Salento, the heel of Italy, is nestled in the clear waters of the Adriatic and Ionian coasts, where tall cliffs sculpted by the sea alternate with sandy beaches, green stretches of maquis and a small “eden” reachable only by boat.
A journey through the Province of Lecce will take visitors from prehistoric civilizations, through Medieval architecture and to the masterpieces of the Baroque architecture of the city of Lecce, via ancient traditions and the skills of master craftsmen.
All this then, is seasoned with the intense and genuine flavors bestowed by the generous terrain.
Two different seas make this part of Apulia a true paradise for those seeking a vacation filled with sun, relaxation and fun. The Adriatic Coast, with its imposing cliffs and lovely bays nestled between the blue sea and green pine forests, offers an unspoiled landscape with a few untamed areas and above all, zones of great natural interest, such as the Natural Reserve of San Cataldo and the Alimini Lakes.
Beyond the city of Otranto, bays, inlets, cliffs, and natural caves draw the coastline, making it a true delight for scuba divers.

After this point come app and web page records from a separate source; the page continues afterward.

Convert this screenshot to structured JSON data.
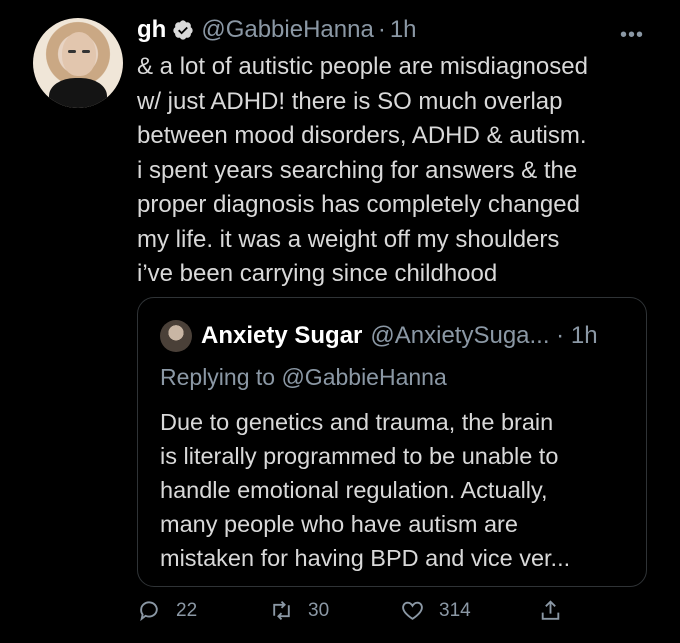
{
  "author": {
    "name": "gh",
    "handle": "@GabbieHanna",
    "separator": "·",
    "time": "1h"
  },
  "more_label": "•••",
  "body": "& a lot of autistic people are misdiagnosed\nw/ just ADHD! there is SO much overlap\nbetween mood disorders, ADHD & autism.\ni spent years searching for answers & the\nproper diagnosis has completely changed\nmy life. it was a weight off my shoulders\ni’ve been carrying since childhood",
  "quote": {
    "name": "Anxiety Sugar",
    "handle": "@AnxietySuga... · 1h",
    "replying_to": "Replying to @GabbieHanna",
    "text": "Due to genetics and trauma, the brain\nis literally programmed to be unable to\nhandle emotional regulation. Actually,\nmany people who have autism are\nmistaken for having BPD and vice ver..."
  },
  "actions": {
    "replies": "22",
    "retweets": "30",
    "likes": "314"
  },
  "colors": {
    "background": "#000000",
    "text": "#d9d9d9",
    "secondary": "#8b98a5",
    "border": "#2f3336"
  }
}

In Santa Maria di Leuca, the Adriatic gives way to the Ionian Sea that laps the western coast of Salento, with beaches and seabeds of fine sand, where the clarity of water evokes images of the Caribbean.
A harmonious landscape of plains and gentle hills occupies the heart of the province, covered in villages that testify to the presence of man since prehistoric times. Ancient civilizations from across the Mediterranean have strongly influenced the culture here, so much that in the Grecia Salentina (Salentinian Greece) the ancient Griko language is still spoken by the local community.

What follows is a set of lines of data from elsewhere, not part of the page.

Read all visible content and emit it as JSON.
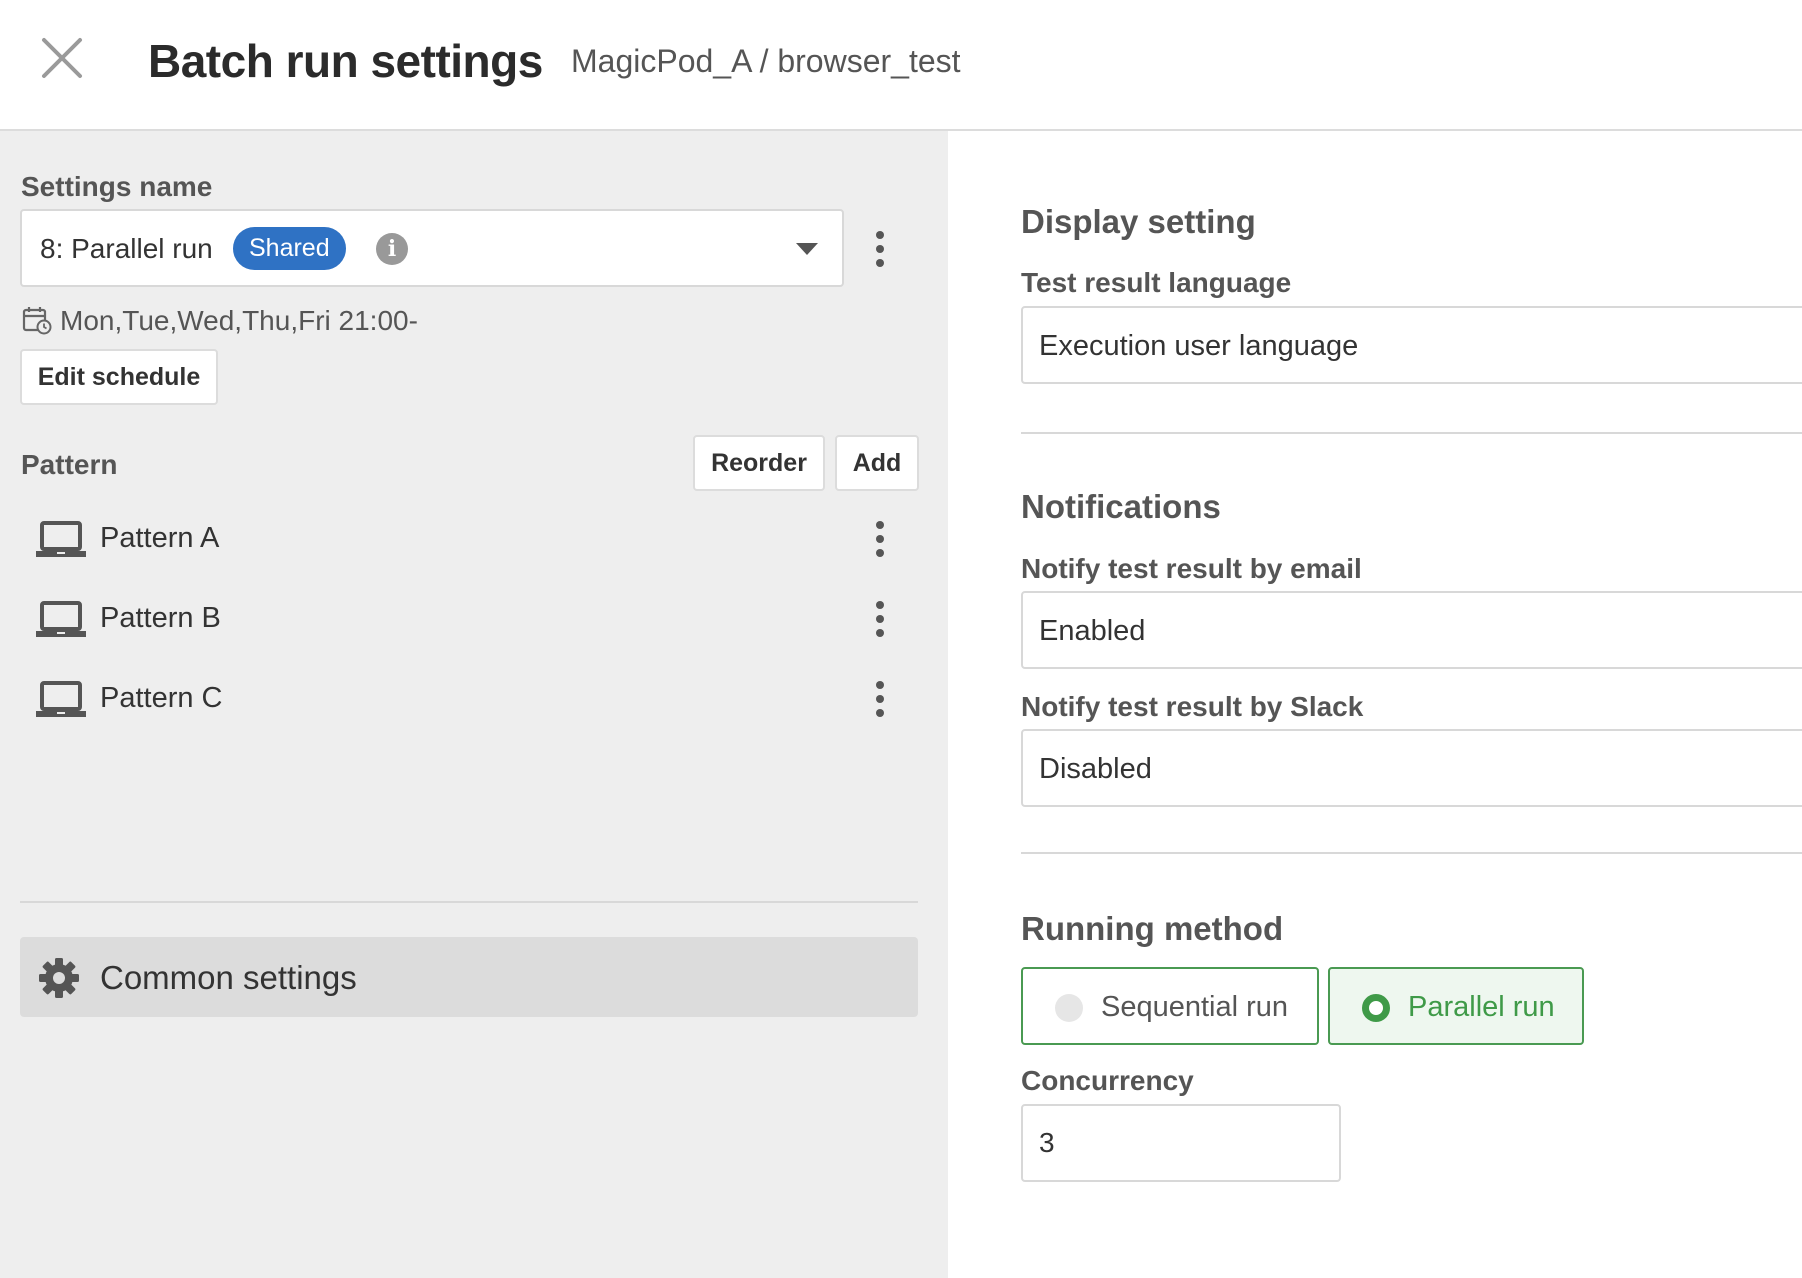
{
  "header": {
    "title": "Batch run settings",
    "breadcrumb": "MagicPod_A / browser_test",
    "close_icon": "close-icon"
  },
  "left": {
    "settings_name_label": "Settings name",
    "selected_setting": "8: Parallel run",
    "shared_badge": "Shared",
    "info_icon_glyph": "i",
    "schedule_text": "Mon,Tue,Wed,Thu,Fri 21:00-",
    "edit_schedule_label": "Edit schedule",
    "pattern_label": "Pattern",
    "reorder_label": "Reorder",
    "add_label": "Add",
    "patterns": [
      {
        "name": "Pattern A",
        "icon": "laptop-icon"
      },
      {
        "name": "Pattern B",
        "icon": "laptop-icon"
      },
      {
        "name": "Pattern C",
        "icon": "laptop-icon"
      }
    ],
    "common_settings_label": "Common settings"
  },
  "right": {
    "display_setting_title": "Display setting",
    "test_result_language_label": "Test result language",
    "test_result_language_value": "Execution user language",
    "notifications_title": "Notifications",
    "notify_email_label": "Notify test result by email",
    "notify_email_value": "Enabled",
    "notify_slack_label": "Notify test result by Slack",
    "notify_slack_value": "Disabled",
    "running_method_title": "Running method",
    "running_methods": [
      {
        "label": "Sequential run",
        "selected": false
      },
      {
        "label": "Parallel run",
        "selected": true
      }
    ],
    "concurrency_label": "Concurrency",
    "concurrency_value": "3"
  },
  "colors": {
    "accent_blue": "#2f72c4",
    "selected_green": "#3f9a48",
    "panel_gray": "#eeeeee"
  }
}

Plantations of vineyards and olive groves are geometrically-shaped and outlined by low, dry-stone walls built with the characteristic local stone that is also found in the local farmhouses, dolmens and menhirs (the remains of the ancient Messapian civilization).
The province is a living history book, where the chapter devoted to the Middle Ages is recounted by the ancient villages and imposing castles; and that to the Renaissance, by the manor houses that, although to a lesser extent, recall the splendor and elegance of the capital.

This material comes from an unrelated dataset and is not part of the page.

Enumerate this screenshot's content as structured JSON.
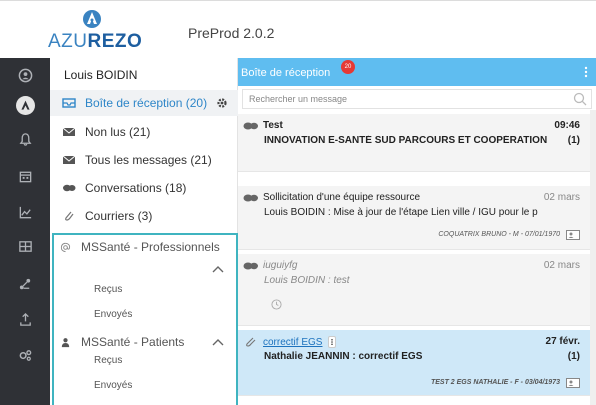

The gastronomy is as varied as the landscape: oils, wines, cheeses, vegetables and fresh pasta are reminders of the delicious flavors of the past, achieved thanks to the handcrafted processing of raw materials.